▶ [EXERCISE DETAILS] All lines of the listing that contain "this" should be shown in full.
---------- SUPPLIED DATA
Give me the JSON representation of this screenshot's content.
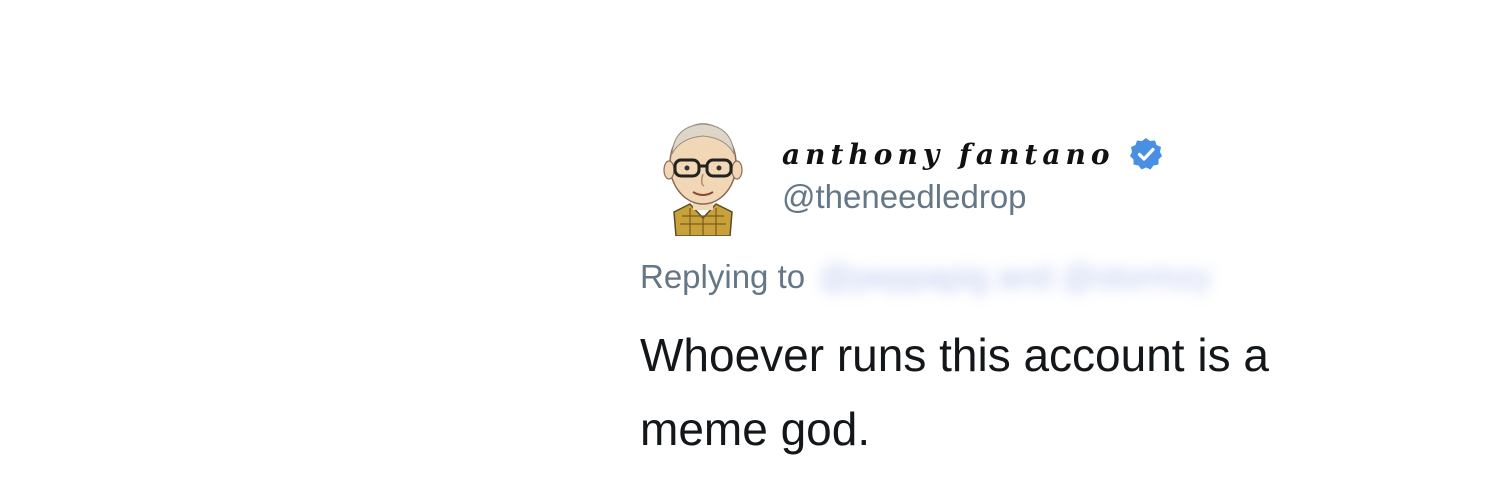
{
  "tweet": {
    "display_name": "anthony fantano",
    "handle": "@theneedledrop",
    "replying_to_label": "Replying to",
    "replying_to_targets": "@peppapig and @stormzy",
    "text": "Whoever runs this account is a meme god."
  },
  "icons": {
    "avatar": "cartoon-avatar",
    "verified": "verified-badge-icon"
  },
  "colors": {
    "verified_blue": "#4a90e2",
    "secondary_text": "#657786",
    "primary_text": "#14171a"
  }
}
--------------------
▶ [FINISHED EXERCISE]
Give me the JSON representation of this screenshot's content.
    "text": "Whoever runs this account is a meme god."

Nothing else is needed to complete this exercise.